Those old enough to remember 1968 but spry enough to remain alert today tend to be possessive about it. It is their lost youth, after all, and, like The Who, who sang their resentment of anyone else “talkin’ ‘bout my generation,” they prefer to do the talking themselves. And they often talk themselves into a Golden Age of love and freedom, in which doing your own thing was the only thing to do. Others begrudge endless talking by and about that generation. At the risk of adding another clunk to the din, I share one vivid memory of 1968.
I was sitting in a class at the University of California at Berkeley.
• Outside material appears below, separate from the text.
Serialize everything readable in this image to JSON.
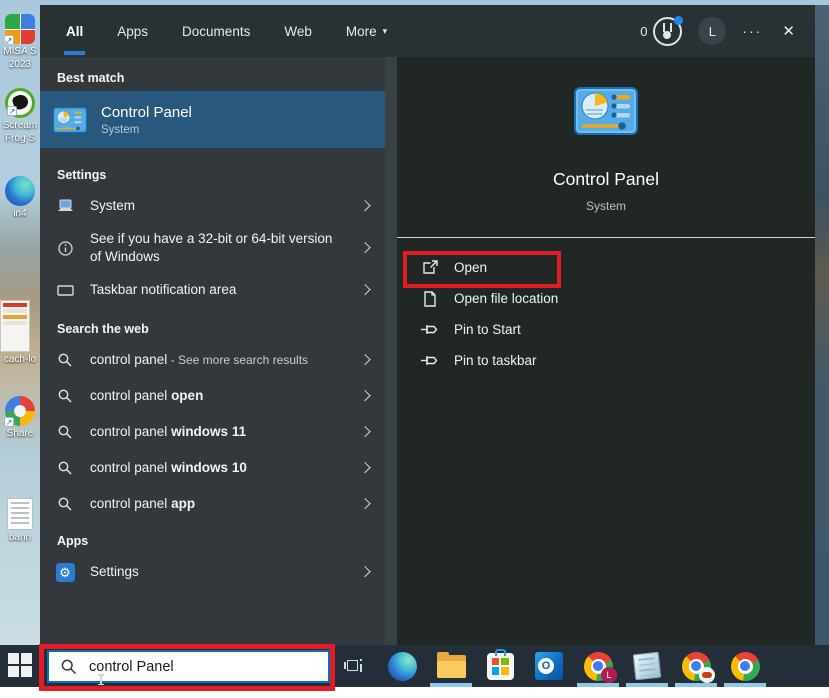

Professor Warren Ramsey, a solemn, elderly scholar, was lecturing, en français, about the stylistic nuances of André Malraux. It was a crisp autumn day, and the windows were open (Before air conditioning became universal oppression, windows were not just decorative devices). Suddenly, amid the echo of chants and shouts, tear gas began wafting into the room. Opposition to the war and university policies had made demonstrations, some of which I participated in, a common occurrence on the Berkeley campus, and tear gas often lingered in the trees long enough to be joined by another day’s noxious spray. On this particular afternoon, the tear gas seeping into the classroom was strong enough to justify its name, but Professor Ramsey continued lecturing, apparently oblivious to the acrid chaos invading his space.
Forty years later, a professor myself, I admire Ramsey’s stoical dedication to the life of the mind, his heroic refusal to surrender to momentary distractions. But I also remain astonished by his utter indifference to the urgencies of contemporary life. And it is possible to cherish the memory of 1968 as an oasis of passionate idealism while remaining appalled by its excesses and naïveté.
Nostalgia was built into 1968 even as it was being experienced. “Those were the days, my friend,” sang Mary Hopkin, in a hit recording that was released on August 30, 1968. “We thought they’d never end.” But they did end. And they never will.